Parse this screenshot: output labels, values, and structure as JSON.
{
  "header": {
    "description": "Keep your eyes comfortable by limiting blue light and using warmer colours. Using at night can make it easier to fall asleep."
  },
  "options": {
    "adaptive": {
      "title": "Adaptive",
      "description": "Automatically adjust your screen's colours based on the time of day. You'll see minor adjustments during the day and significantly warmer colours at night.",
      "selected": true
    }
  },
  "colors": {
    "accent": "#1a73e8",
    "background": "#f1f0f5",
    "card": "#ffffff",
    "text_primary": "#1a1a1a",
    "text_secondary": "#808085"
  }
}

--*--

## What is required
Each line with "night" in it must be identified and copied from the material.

## Solution
    "description": "Keep your eyes comfortable by limiting blue light and using warmer colours. Using at night can make it easier to fall asleep."
      "description": "Automatically adjust your screen's colours based on the time of day. You'll see minor adjustments during the day and significantly warmer colours at night.",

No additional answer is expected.